__Dataset records__:
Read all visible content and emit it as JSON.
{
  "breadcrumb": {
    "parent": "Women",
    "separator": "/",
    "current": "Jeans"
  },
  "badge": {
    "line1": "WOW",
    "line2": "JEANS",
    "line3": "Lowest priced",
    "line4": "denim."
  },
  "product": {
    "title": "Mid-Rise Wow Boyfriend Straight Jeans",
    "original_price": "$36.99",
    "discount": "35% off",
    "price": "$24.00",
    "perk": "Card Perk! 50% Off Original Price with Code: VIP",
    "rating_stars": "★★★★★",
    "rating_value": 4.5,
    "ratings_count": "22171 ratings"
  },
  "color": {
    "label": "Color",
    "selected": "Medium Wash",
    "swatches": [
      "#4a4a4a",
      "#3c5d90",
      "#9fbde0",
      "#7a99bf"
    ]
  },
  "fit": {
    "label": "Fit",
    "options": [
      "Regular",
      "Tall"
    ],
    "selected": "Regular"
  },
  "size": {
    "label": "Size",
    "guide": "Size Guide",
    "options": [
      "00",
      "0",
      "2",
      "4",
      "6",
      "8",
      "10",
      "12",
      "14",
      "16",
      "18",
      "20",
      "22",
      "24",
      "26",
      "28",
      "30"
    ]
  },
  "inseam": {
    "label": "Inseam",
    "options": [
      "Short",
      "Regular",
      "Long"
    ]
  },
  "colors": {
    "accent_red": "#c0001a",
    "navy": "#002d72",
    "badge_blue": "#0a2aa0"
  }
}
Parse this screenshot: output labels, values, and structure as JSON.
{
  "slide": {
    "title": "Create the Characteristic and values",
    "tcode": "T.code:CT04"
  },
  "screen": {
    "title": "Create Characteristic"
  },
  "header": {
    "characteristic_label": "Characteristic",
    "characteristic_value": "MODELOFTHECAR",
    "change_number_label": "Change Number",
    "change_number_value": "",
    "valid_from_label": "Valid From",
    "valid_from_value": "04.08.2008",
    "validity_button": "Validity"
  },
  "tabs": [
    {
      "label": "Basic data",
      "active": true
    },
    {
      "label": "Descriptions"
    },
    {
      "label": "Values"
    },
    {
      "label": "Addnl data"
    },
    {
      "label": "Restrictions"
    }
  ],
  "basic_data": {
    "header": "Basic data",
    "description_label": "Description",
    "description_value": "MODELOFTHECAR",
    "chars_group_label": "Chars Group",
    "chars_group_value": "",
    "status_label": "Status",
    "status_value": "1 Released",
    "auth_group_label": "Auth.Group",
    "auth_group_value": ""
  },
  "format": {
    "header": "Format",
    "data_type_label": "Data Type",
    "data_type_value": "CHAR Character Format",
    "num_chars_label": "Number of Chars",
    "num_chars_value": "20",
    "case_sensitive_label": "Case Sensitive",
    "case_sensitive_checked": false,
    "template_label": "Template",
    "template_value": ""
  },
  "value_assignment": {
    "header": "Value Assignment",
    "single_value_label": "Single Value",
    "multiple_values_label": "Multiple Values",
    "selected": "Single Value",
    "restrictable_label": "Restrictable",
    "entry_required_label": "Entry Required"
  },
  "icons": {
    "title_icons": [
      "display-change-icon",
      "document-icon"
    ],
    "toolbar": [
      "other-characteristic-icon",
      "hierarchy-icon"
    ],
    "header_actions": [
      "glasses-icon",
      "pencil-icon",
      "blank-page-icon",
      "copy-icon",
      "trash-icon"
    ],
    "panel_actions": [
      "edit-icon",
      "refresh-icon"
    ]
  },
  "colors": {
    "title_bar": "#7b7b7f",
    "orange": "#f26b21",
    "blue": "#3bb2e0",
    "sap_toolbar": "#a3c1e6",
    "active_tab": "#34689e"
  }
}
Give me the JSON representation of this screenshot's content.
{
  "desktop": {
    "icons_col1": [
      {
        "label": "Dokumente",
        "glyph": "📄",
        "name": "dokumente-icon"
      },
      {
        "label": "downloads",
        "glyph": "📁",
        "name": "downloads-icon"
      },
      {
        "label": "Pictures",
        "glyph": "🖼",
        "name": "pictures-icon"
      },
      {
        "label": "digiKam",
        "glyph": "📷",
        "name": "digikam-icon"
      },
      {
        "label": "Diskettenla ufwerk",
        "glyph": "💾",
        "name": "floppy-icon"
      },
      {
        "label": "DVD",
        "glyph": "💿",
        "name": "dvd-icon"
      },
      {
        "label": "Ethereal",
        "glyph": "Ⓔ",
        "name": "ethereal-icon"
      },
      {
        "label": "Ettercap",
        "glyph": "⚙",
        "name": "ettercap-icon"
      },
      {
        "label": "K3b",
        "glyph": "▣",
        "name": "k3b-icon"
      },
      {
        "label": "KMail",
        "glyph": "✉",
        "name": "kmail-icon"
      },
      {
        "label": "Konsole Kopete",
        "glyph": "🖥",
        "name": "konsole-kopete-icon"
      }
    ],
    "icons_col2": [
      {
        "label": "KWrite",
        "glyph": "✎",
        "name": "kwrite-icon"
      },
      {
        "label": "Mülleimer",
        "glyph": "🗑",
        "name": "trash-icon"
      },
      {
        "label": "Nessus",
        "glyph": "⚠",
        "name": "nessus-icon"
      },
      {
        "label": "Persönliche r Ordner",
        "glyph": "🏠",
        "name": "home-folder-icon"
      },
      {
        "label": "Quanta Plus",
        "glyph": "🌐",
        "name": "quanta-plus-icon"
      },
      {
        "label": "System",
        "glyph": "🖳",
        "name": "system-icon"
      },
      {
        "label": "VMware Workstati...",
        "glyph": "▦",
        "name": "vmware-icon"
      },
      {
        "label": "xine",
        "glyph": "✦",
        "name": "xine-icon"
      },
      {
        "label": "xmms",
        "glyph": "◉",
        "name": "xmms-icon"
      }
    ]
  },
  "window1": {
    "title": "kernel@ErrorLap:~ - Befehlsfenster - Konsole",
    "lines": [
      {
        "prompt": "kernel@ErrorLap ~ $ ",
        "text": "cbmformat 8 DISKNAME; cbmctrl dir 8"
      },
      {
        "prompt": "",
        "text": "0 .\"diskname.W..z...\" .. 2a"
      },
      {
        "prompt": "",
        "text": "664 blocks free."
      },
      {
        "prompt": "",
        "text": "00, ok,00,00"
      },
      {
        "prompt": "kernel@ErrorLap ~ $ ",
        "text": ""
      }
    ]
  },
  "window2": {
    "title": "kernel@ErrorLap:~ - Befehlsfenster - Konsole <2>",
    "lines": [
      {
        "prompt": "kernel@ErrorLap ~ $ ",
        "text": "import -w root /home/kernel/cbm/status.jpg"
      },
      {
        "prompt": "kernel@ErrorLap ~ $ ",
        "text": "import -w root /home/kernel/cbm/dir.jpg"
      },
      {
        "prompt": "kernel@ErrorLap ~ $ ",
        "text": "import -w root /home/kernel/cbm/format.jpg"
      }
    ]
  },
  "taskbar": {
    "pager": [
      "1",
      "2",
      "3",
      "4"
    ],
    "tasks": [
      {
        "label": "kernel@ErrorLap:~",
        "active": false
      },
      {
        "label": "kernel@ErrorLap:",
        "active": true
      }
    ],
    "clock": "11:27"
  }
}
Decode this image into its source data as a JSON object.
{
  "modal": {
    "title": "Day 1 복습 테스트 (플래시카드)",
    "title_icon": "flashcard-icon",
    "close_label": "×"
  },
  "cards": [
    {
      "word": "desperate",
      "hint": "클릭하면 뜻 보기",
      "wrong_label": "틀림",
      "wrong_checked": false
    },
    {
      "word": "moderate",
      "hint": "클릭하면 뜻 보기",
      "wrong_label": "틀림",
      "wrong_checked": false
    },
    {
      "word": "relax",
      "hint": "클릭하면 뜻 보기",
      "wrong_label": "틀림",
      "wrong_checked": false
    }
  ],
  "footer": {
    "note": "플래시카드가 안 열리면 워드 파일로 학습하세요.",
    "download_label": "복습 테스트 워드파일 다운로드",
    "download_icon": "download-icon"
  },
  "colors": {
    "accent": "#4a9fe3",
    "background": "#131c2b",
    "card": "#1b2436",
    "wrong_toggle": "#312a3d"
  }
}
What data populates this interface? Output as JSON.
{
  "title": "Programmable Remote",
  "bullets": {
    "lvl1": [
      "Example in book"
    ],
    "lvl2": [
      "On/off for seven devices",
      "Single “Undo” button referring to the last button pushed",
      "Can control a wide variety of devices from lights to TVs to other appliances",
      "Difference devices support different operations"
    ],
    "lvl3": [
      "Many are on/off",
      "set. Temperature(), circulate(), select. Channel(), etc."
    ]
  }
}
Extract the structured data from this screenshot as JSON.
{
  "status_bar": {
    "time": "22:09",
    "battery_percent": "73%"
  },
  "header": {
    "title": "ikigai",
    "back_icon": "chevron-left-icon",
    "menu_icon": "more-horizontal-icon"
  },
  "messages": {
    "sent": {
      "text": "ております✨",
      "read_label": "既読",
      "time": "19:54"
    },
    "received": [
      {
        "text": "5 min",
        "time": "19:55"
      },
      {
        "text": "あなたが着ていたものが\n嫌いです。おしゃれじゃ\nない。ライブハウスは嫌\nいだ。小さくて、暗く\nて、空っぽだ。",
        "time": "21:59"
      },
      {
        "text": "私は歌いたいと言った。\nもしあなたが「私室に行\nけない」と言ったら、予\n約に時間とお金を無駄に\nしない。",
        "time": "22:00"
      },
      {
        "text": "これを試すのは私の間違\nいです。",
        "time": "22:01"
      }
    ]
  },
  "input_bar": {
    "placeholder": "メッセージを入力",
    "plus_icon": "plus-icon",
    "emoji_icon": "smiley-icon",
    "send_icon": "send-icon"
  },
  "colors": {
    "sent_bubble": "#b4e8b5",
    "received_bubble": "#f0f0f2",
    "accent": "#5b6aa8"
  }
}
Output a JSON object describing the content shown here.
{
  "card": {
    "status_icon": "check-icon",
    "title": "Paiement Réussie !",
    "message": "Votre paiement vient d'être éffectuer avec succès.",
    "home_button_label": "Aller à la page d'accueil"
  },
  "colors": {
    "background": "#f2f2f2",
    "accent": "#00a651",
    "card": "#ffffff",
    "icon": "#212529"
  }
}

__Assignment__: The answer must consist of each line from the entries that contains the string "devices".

__Exercise output__:
      "On/off for seven devices",
      "Can control a wide variety of devices from lights to TVs to other appliances",
      "Difference devices support different operations"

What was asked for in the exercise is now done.